- [Requirement]
Could you filter the material and copy every line where the word "contract" occurs?

- [Records supplied]
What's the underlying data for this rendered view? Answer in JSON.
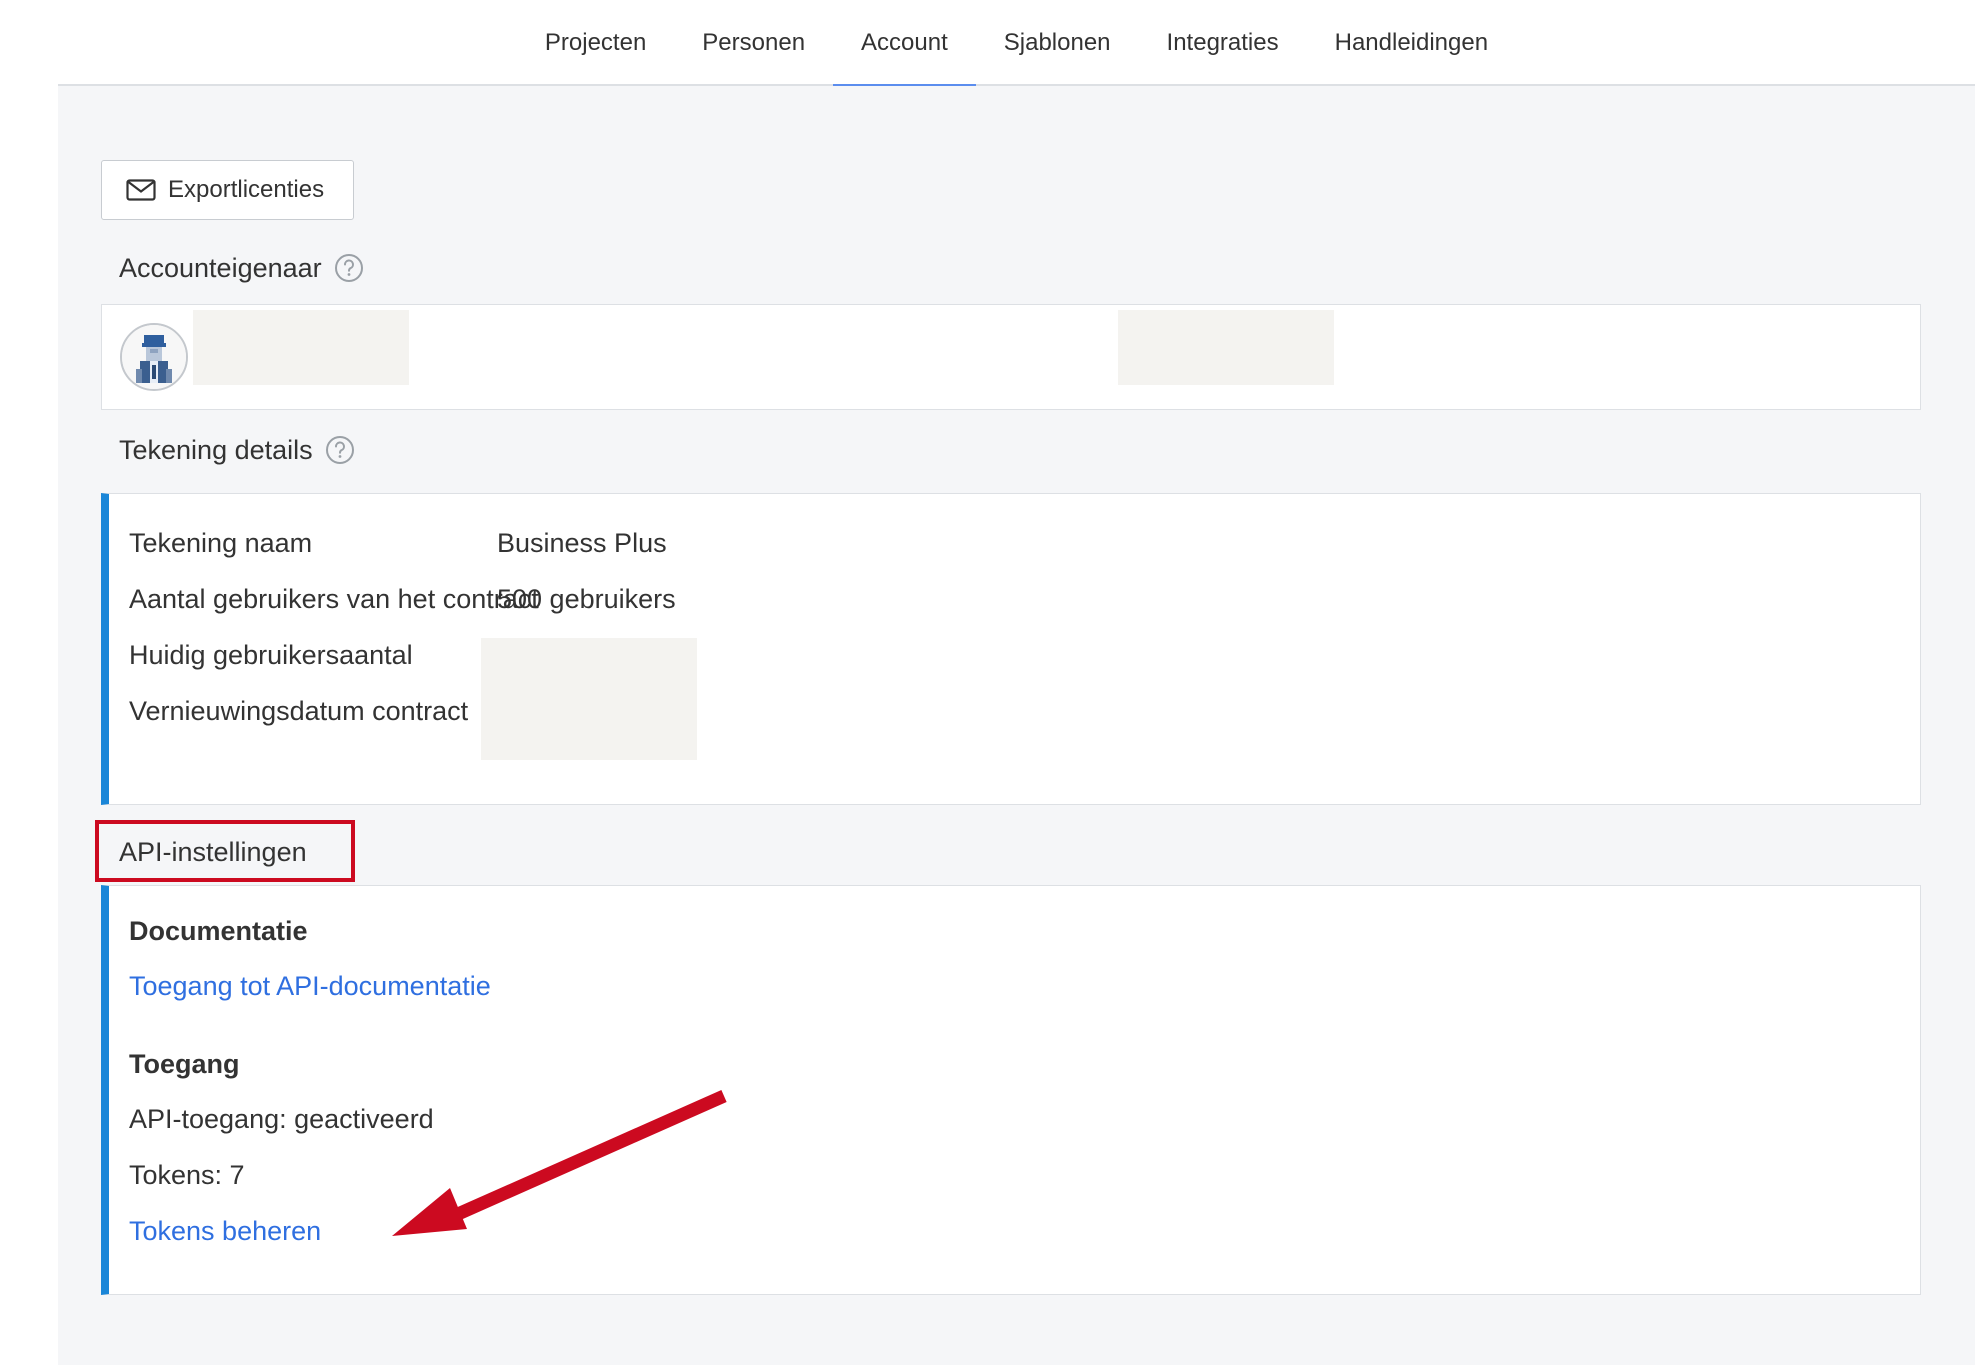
{
  "nav": {
    "tabs": [
      {
        "label": "Projecten"
      },
      {
        "label": "Personen"
      },
      {
        "label": "Account"
      },
      {
        "label": "Sjablonen"
      },
      {
        "label": "Integraties"
      },
      {
        "label": "Handleidingen"
      }
    ],
    "active_tab": "Account"
  },
  "toolbar": {
    "export_label": "Exportlicenties",
    "export_icon": "mail-icon"
  },
  "owner": {
    "title": "Accounteigenaar"
  },
  "subscription": {
    "title": "Tekening details",
    "rows": [
      {
        "label": "Tekening naam",
        "value": "Business Plus"
      },
      {
        "label": "Aantal gebruikers van het contract",
        "value": "500 gebruikers"
      },
      {
        "label": "Huidig gebruikersaantal",
        "value": ""
      },
      {
        "label": "Vernieuwingsdatum contract",
        "value": ""
      }
    ]
  },
  "api": {
    "title": "API-instellingen",
    "documentation_heading": "Documentatie",
    "documentation_link": "Toegang tot API-documentatie",
    "access_heading": "Toegang",
    "access_status": "API-toegang: geactiveerd",
    "tokens_count": "Tokens: 7",
    "manage_tokens_link": "Tokens beheren"
  },
  "colors": {
    "accent": "#1a86d8",
    "active_tab": "#5b8dee",
    "link": "#2f6fe0",
    "annotation": "#cc0a20"
  }
}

- [Response]
        "label": "Aantal gebruikers van het contract",
        "label": "Vernieuwingsdatum contract",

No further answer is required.